Liz Moore guides readers into the heart of Philadelphia’s working class in Long Bright River, her new novel exploring drug addiction, poverty and how both make people vulnerable to predation.
Protagonist Mickey is a Philadelphia cop, responsible for patrolling the impoverished and high-crime neighborhood of Kensington. The neighborhood is also where Mickey’s sister Kacey, an addict and occasional sex worker, tends to be found. When a string of murders targeting women like Kacey begins, Mickey becomes desperate to find her sister and whoever is preying on the women—a desire that’s at odds with her equally strong drive to protect her son and to avoid her dangerous family.
Moore weaves together multiple subplots throughout her novel, all of which contribute to Mickey’s place within Philadelphia’s white working poor. Mickey and Kacey lost their mother to addiction and their father left them to be raised by their maternal grandmother, a hard woman who provided but never showed affection. Mickey ended up being groomed as a teenager by a detective who showed her the attention she lacked at home, and it was because of him that she became a cop.
As a protagonist, Mickey is a complex figure. She straddles the two worlds at the heart of the story—the down and out of Kensington and the city’s police forces—but isn’t truly part of either. Mickey, isolated in her job and alienating to the community she serves, proves ineffectual despite her desire to take action. Blinded by her constant anxiety, she (and thus the reader) views the world as chaotic and dangerous. Sadly, there isn’t a fulfilling reckoning when Mickey’s confronted with the fact that her own actions drove much of that chaos.
Moore packs a lot into her novel, much of which works. But the twists and turns begin to accelerate as the book nears its conclusion, and elements feel too coincidental and rushed to fit with its meticulous world building early on. The relationship between Mickey and the father of her child is sketched out well, with details littered throughout the first half of the book that build towards a surprising reveal. Other reveals aren’t as gratifying, particularly as the primary action shifts away from Mickey, as the plot is backfilled via dialogue.
Despite occasionally feeling overstuffed and over reliant on exposition, Long Bright River crafts an intricate portrait of a suffering community.

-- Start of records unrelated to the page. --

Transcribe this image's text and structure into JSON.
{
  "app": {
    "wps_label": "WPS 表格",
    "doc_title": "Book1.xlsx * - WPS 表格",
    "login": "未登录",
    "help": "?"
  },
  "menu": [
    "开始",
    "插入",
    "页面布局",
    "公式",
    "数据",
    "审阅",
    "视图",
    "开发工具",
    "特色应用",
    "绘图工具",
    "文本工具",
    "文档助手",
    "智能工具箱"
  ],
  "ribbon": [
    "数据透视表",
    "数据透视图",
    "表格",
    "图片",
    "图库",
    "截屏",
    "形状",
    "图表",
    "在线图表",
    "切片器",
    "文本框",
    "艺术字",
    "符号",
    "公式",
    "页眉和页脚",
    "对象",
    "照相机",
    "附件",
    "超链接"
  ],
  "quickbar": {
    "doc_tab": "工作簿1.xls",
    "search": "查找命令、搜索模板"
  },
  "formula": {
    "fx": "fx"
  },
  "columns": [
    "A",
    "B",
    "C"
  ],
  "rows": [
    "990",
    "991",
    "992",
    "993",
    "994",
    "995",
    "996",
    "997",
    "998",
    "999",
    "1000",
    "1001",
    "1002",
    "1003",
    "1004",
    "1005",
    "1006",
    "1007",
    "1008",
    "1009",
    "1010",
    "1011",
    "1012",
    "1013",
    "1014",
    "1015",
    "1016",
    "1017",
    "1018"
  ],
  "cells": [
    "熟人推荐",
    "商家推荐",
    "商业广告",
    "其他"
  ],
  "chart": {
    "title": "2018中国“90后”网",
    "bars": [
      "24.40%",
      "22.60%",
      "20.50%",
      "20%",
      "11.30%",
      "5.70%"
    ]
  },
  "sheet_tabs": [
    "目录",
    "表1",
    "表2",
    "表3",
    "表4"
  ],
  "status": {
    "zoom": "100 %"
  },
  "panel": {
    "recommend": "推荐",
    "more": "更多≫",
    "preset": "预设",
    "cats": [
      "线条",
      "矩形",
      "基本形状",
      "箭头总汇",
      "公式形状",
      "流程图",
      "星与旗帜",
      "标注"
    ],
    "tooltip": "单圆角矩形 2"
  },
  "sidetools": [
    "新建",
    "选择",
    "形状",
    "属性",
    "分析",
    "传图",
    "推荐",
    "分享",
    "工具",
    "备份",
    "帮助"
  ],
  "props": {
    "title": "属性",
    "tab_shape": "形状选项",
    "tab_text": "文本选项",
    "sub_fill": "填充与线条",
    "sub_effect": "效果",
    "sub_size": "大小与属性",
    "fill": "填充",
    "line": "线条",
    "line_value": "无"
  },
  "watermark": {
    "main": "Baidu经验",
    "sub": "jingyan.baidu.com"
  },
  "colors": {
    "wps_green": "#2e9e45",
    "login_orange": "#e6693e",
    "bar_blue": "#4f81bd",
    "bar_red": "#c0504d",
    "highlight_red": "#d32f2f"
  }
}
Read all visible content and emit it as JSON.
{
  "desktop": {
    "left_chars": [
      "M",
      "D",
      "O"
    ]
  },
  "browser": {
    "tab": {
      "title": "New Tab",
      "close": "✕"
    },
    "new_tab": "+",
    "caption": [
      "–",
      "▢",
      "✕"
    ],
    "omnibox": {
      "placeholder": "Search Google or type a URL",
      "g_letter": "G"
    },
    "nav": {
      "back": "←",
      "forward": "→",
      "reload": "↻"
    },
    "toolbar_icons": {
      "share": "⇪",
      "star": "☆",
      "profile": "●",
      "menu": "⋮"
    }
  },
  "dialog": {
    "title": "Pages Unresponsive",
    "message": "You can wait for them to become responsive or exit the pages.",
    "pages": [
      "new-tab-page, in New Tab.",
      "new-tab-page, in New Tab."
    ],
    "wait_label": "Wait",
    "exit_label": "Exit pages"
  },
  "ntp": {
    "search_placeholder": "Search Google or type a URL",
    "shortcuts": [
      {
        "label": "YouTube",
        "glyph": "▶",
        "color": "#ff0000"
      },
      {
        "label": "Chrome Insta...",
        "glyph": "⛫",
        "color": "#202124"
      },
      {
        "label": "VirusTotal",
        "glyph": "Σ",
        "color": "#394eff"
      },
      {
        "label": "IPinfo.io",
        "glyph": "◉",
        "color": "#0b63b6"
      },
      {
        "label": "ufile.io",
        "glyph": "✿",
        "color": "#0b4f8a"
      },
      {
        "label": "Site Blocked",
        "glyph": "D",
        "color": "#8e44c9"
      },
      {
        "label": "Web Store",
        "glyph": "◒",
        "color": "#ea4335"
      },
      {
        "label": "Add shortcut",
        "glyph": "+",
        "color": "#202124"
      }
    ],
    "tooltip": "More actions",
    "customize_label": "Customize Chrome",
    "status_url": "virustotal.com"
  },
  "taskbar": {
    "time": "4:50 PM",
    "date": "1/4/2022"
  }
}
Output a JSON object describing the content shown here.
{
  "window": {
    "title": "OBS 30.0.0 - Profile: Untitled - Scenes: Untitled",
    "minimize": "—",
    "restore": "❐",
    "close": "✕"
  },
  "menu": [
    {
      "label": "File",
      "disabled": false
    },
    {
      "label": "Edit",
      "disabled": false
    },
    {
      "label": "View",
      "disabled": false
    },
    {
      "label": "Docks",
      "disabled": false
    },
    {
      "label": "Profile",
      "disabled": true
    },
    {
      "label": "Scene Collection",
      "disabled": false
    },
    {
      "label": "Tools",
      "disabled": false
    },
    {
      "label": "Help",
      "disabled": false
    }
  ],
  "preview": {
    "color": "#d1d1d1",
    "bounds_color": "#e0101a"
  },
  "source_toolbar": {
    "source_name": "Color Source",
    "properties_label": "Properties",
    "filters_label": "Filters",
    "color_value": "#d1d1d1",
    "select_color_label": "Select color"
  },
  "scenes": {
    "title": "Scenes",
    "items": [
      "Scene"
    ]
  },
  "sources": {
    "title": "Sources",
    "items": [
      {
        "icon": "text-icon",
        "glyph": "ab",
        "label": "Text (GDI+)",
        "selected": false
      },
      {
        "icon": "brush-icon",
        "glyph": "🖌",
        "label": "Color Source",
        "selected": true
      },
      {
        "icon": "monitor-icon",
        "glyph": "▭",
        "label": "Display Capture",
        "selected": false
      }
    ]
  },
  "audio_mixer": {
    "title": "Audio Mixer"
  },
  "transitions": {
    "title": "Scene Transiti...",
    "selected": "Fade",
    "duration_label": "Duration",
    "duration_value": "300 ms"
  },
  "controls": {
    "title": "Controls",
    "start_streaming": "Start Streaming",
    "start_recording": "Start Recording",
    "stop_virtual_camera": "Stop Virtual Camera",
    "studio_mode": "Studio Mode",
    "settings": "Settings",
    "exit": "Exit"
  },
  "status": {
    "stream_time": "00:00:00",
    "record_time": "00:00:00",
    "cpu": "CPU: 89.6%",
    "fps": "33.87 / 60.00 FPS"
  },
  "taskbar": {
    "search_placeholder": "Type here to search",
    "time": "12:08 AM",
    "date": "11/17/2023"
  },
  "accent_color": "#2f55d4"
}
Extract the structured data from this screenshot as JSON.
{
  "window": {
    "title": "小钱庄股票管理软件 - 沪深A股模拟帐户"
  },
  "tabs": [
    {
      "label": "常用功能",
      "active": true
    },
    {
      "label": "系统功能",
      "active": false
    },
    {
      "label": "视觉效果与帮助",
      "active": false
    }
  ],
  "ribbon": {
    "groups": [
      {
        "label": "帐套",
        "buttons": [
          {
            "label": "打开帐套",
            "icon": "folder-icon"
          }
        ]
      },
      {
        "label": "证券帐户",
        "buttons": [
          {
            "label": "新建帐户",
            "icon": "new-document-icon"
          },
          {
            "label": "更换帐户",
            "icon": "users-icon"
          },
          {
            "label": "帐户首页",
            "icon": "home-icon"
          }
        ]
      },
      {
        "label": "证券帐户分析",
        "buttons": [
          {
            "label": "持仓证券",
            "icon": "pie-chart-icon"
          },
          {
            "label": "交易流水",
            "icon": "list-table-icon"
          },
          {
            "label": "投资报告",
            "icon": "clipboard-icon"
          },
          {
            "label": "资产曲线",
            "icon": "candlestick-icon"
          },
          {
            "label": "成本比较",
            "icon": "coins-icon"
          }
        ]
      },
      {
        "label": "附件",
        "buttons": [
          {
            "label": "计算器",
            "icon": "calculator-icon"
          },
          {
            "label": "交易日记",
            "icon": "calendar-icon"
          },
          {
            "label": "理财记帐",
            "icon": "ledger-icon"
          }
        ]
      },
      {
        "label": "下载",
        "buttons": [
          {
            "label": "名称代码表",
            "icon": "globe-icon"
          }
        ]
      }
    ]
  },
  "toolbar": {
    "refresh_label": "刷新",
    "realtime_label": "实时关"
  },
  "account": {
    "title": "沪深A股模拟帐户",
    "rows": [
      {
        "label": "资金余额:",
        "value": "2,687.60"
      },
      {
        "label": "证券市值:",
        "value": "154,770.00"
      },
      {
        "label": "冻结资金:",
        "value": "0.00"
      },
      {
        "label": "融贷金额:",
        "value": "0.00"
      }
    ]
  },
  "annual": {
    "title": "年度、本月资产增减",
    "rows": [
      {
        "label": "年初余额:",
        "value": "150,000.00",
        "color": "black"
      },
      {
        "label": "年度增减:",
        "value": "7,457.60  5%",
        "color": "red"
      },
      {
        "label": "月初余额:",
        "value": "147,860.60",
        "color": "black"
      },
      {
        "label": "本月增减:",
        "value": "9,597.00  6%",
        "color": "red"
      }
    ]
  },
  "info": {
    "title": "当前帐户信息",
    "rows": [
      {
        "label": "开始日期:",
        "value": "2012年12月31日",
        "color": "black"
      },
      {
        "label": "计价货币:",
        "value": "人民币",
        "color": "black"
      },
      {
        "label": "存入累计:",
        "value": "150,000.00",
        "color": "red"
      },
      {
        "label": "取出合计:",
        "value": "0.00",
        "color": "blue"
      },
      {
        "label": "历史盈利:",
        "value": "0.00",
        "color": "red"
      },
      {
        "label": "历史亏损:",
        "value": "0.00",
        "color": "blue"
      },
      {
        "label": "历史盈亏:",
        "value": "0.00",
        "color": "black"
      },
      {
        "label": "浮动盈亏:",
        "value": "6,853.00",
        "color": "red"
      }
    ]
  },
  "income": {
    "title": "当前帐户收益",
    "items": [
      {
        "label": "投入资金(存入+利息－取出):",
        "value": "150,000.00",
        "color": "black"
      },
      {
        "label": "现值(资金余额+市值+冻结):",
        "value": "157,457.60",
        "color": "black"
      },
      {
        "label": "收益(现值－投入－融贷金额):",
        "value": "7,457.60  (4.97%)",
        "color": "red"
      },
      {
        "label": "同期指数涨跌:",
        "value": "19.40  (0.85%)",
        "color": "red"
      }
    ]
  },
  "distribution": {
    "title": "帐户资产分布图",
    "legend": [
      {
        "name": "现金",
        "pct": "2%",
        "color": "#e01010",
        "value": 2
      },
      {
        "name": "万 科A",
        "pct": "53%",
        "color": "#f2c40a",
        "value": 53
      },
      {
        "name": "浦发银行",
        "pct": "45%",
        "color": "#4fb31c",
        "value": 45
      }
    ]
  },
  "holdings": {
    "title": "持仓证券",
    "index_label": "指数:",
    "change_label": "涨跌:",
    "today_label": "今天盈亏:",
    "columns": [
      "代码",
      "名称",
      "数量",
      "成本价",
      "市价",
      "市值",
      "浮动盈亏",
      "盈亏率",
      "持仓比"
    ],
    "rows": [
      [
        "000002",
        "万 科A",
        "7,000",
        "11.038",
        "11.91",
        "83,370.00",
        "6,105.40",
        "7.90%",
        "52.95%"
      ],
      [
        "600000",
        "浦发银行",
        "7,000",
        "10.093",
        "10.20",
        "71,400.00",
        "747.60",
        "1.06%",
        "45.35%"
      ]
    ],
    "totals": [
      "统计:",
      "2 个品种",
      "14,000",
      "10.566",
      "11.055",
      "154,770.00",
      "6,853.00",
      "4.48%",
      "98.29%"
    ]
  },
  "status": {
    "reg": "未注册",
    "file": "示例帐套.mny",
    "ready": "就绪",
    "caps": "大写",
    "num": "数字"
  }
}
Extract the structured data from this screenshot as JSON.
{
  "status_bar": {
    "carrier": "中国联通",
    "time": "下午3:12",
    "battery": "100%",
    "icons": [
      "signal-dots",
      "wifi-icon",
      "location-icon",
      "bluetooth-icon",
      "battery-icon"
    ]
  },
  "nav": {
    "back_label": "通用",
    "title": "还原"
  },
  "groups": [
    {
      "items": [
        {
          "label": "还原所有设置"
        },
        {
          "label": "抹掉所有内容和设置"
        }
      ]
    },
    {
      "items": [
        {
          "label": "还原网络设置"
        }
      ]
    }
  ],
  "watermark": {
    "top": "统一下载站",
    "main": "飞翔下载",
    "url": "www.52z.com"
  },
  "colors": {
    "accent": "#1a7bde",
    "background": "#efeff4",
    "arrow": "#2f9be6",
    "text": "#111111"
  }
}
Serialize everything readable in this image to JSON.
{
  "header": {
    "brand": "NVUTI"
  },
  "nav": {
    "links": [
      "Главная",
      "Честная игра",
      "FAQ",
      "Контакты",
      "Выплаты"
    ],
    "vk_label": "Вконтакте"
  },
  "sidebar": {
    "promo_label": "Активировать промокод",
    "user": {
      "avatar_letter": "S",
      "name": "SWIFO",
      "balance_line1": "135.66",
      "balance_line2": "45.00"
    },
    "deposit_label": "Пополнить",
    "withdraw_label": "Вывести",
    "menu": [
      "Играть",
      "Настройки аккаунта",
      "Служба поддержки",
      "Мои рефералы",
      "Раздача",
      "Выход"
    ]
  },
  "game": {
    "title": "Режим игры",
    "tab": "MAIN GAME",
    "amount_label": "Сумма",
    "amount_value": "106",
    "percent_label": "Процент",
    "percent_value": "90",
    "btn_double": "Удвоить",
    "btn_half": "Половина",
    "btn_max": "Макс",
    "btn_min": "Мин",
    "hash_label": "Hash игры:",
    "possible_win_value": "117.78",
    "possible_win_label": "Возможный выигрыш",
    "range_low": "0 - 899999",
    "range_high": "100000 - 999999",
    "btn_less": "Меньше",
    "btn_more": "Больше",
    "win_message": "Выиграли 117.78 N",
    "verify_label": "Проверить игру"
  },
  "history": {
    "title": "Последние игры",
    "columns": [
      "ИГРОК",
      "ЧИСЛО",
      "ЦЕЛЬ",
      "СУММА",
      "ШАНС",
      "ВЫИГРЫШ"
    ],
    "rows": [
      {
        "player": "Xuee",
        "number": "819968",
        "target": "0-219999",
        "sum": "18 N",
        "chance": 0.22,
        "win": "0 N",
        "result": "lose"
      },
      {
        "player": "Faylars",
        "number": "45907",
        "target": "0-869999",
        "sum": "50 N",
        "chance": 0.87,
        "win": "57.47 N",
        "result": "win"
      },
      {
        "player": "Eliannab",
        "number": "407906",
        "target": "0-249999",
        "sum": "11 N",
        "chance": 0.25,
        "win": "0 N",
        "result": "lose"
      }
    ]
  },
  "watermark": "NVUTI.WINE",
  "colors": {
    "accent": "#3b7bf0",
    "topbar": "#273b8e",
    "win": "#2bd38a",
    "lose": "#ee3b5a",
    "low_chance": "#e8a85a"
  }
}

The book is at its best when considering the realities of drug addiction and the networks that arise around it: those who try to help, those who prey on the vulnerable and those who should be protecting addicts but are often another force for harm. Although it poses more questions than it answers, Moore’s novel will keep readers engaged and guessing through its final act.
Bridey Heing is a freelance writer based in Washington, DC. More of her work can be found here.